[TO DO]
From the records below, state how many lines hold the string "JSON", without any other text.

[DATASET ENTRIES]

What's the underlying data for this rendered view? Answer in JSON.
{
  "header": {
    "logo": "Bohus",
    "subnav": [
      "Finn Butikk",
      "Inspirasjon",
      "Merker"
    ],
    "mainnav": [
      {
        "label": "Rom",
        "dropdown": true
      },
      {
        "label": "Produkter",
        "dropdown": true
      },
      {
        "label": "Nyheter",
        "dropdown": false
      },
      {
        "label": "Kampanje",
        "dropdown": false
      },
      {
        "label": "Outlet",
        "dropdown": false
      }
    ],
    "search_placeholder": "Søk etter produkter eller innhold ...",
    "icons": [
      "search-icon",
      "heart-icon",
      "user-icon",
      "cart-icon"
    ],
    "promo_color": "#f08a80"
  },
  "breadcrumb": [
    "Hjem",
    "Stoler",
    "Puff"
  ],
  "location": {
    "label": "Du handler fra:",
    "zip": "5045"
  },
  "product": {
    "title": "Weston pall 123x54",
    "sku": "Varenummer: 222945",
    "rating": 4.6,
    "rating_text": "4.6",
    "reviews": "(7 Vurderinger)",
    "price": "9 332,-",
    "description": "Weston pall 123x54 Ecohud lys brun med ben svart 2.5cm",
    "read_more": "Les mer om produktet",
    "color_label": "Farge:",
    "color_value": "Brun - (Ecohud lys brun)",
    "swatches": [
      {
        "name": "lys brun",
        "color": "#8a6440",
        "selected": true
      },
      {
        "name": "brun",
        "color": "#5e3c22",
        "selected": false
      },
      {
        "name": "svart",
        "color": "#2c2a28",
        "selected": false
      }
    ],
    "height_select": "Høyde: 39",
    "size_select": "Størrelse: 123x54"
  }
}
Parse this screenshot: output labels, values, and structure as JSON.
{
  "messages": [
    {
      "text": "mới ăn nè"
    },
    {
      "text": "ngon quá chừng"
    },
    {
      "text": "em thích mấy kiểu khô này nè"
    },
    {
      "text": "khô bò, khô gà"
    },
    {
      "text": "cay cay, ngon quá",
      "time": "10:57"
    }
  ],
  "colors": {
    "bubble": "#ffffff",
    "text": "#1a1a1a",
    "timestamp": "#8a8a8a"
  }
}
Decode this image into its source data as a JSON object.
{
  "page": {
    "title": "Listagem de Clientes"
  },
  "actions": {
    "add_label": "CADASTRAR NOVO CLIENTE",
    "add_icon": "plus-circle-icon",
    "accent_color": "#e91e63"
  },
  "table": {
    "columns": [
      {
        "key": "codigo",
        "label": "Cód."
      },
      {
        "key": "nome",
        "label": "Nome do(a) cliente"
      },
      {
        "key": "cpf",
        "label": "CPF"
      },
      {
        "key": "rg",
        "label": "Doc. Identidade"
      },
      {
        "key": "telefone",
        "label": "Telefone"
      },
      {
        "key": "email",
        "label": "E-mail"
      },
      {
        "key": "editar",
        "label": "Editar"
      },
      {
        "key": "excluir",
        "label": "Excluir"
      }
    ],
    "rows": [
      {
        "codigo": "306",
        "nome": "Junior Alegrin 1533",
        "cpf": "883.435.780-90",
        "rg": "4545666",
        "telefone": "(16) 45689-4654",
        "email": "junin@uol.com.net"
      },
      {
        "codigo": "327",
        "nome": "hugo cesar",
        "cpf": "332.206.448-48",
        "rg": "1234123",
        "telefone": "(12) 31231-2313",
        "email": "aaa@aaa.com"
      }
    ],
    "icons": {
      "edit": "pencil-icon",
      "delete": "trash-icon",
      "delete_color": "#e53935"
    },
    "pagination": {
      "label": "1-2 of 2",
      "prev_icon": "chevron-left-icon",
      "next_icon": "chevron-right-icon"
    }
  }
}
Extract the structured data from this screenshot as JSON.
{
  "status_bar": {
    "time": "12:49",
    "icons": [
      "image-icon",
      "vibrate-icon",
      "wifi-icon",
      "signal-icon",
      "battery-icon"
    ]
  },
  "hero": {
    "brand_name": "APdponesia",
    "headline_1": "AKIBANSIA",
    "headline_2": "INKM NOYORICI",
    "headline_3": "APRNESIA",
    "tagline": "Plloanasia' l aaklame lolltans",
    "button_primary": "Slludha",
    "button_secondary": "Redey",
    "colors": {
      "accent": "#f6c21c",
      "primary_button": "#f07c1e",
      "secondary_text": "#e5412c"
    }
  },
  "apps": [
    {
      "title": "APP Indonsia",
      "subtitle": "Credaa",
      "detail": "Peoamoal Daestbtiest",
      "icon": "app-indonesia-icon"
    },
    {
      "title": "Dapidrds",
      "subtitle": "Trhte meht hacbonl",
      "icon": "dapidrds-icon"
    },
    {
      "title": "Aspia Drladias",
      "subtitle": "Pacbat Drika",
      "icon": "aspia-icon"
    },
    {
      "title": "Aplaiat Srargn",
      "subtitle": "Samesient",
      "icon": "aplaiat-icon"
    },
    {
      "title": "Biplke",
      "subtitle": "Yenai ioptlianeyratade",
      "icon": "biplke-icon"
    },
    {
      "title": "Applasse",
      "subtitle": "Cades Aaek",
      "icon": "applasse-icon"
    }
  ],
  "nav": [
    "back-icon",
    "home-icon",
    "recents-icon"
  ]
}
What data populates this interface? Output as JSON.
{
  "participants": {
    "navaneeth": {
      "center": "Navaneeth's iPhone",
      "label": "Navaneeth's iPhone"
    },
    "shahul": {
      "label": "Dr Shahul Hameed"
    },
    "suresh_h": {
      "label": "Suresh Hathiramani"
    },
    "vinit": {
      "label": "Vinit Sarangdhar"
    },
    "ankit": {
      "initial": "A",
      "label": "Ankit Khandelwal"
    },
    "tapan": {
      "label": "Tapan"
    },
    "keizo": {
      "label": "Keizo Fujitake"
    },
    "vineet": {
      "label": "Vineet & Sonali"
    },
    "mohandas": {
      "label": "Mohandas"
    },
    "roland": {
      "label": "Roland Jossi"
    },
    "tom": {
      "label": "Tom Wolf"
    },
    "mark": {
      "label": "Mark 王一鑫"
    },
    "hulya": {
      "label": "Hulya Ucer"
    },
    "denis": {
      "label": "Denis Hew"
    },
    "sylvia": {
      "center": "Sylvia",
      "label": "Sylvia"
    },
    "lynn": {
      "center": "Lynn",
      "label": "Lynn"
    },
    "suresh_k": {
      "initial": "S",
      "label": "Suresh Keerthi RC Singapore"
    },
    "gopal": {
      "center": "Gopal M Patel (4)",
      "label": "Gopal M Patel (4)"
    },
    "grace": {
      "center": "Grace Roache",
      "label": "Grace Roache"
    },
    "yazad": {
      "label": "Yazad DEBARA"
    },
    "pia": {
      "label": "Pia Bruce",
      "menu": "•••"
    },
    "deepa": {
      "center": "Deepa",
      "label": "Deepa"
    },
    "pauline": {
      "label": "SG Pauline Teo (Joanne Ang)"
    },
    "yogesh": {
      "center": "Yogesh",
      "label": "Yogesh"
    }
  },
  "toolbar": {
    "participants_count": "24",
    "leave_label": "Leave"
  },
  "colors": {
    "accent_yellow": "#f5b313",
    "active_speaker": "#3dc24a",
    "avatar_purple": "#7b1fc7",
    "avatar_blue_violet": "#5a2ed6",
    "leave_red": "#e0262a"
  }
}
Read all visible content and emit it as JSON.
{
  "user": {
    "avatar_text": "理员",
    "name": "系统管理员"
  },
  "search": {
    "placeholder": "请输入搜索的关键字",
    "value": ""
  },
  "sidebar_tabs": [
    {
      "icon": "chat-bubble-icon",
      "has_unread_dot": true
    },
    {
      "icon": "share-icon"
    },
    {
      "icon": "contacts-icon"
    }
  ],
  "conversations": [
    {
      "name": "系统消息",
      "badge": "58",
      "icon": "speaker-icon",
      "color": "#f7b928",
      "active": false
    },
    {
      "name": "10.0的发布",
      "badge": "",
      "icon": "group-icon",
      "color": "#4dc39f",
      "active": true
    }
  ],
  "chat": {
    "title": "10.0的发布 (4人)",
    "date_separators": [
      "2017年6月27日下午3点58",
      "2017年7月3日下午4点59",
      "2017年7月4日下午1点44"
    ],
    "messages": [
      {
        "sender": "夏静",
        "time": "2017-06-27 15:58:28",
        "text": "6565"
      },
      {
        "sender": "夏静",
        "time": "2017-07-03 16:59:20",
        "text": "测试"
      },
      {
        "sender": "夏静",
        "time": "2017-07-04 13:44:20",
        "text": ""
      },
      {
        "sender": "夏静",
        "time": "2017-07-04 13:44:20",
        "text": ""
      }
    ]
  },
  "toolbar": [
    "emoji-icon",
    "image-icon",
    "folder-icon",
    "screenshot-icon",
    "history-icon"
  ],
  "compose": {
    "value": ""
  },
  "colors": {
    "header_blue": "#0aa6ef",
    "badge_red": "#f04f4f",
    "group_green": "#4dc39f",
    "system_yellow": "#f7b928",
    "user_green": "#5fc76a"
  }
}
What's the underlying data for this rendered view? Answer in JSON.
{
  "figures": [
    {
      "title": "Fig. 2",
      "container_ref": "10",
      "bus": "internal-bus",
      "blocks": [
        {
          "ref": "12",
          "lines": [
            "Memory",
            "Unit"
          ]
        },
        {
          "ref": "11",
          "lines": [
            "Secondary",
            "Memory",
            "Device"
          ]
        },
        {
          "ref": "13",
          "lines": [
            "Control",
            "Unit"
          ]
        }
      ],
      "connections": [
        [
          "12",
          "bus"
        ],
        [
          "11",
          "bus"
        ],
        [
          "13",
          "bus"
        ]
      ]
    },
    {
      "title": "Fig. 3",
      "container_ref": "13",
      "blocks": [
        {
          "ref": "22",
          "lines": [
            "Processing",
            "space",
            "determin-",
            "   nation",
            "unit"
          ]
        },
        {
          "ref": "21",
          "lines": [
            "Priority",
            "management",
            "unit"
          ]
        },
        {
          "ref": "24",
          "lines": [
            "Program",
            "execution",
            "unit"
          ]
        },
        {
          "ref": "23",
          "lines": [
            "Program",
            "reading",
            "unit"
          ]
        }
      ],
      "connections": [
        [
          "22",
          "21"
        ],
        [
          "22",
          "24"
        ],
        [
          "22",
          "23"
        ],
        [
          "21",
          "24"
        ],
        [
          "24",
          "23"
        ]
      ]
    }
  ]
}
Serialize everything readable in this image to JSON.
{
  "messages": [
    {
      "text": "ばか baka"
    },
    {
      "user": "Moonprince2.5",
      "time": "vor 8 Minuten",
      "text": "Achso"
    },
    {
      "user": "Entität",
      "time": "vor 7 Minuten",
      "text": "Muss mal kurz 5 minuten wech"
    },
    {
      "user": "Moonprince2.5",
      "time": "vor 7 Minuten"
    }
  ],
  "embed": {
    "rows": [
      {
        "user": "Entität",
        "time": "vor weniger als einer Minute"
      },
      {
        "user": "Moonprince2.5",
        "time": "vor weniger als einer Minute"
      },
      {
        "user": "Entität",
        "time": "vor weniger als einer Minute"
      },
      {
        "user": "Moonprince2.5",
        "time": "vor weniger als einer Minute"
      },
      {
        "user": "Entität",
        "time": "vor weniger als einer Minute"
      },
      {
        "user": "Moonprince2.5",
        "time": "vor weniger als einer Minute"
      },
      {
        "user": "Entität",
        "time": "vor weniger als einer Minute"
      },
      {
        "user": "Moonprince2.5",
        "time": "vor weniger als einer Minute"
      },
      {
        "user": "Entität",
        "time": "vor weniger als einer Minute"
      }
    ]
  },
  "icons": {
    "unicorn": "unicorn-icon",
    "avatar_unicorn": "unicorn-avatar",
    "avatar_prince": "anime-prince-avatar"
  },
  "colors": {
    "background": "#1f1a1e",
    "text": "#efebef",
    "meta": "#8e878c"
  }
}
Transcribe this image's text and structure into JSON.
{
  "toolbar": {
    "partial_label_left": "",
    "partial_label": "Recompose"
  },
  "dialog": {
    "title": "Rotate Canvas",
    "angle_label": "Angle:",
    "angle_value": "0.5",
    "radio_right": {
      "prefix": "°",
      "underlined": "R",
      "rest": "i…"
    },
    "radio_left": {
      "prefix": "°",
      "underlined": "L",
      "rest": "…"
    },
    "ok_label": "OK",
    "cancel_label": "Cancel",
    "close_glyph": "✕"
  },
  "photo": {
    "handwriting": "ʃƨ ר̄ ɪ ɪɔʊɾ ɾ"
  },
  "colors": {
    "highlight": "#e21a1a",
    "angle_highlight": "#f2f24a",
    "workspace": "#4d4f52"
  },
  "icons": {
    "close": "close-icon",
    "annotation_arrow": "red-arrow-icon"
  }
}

[OUTPUT BELOW]
9